A US federal appeals court has stayed the execution of a schizophrenic man just hours before he was scheduled to die in Texas by lethal injection.
Scott Panetti, who has suffered from the mental illness for three decades, was set to die for the 1992 shooting of his estranged wife's parents at point blank range.
The Fifth Circuit Court issued the decision, which cannot be appealed, in order "to allow us to fully consider the late arriving and complex legal questions at issue in this matter."
Panetti's lawyers requested more time so that psychiatric evaluation could be conducted to determine their client's criminal liability, an evaluation that they said had not been carried out in seven years.
Panetti won support for his case from the likes of the Mental Health America advocacy organization, psychiatrists, former judges, prosecutors and religious groups.
The case also garnered interest from the European Union, which urged Texas Governor Rick Perry to grant Panetti clemency.

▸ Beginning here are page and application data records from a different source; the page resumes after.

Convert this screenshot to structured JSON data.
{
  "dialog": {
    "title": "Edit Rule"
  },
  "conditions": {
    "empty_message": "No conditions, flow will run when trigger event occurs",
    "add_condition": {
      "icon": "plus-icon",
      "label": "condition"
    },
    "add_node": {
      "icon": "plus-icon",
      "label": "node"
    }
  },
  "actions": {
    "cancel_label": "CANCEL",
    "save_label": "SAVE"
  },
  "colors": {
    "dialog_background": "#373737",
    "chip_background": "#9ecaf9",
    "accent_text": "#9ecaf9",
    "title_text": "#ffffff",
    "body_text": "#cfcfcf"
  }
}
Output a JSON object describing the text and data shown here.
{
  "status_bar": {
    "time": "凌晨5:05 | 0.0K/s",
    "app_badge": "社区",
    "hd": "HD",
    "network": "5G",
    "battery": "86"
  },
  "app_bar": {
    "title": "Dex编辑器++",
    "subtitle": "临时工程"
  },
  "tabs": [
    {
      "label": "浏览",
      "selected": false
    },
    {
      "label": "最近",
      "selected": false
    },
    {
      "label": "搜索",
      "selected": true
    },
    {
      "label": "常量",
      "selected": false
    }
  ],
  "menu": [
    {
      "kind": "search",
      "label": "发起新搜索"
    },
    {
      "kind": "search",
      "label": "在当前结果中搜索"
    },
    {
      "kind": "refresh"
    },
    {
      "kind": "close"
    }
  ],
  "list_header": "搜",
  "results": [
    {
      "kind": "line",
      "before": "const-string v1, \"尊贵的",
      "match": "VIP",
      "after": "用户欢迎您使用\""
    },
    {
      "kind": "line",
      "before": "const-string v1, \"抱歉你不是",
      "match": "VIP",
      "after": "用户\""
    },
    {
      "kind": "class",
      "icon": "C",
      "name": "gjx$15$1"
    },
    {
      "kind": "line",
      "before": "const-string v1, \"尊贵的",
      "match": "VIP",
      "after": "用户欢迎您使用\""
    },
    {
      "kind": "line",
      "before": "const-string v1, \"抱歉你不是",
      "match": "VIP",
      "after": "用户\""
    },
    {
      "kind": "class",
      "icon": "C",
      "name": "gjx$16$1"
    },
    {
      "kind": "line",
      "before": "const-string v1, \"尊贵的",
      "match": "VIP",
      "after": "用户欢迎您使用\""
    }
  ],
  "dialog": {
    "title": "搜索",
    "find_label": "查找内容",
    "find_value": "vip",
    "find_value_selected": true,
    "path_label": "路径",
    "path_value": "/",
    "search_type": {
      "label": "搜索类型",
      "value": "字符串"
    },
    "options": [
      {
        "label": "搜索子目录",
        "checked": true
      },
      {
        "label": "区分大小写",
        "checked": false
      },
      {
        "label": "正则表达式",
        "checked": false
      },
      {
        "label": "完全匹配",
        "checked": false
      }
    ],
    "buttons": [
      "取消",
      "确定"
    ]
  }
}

"We believe that today's ruling is the first step in a process which will clearly demonstrate that Mr Panetti is too severely mentally ill to be executed," his lawyers Greg Wiercioch and Kathryn Kase said in a statement.
"Mr Panetti's illness, schizophrenia, was present for years prior to the crime, profoundly affected his trial, and appears to have worsened in recent years," they said.
At the trial, Panetti acted as his own attorney, wore a cowboy outfit and tried to call the pope, John F. Kennedy and Jesus as witnesses. He was convicted in 1995.
Panetti had been scheduled for execution at 6:00 pm (00H01 Thursday) at the state penitentiary in Huntsville, Texas.
Neither the Supreme Court nor Perry had yet weighed in on the appeal.
The stay was issued by the Fifth Circuit under a statute allowing it to preserve its jurisdiction over the case, and which prohibits appeal to any other body, according to Panetti's defense team.
Panetti has been hospitalized a dozen times for hallucinations and psychotic episodes.
Execution stayed for mentally ill prisoner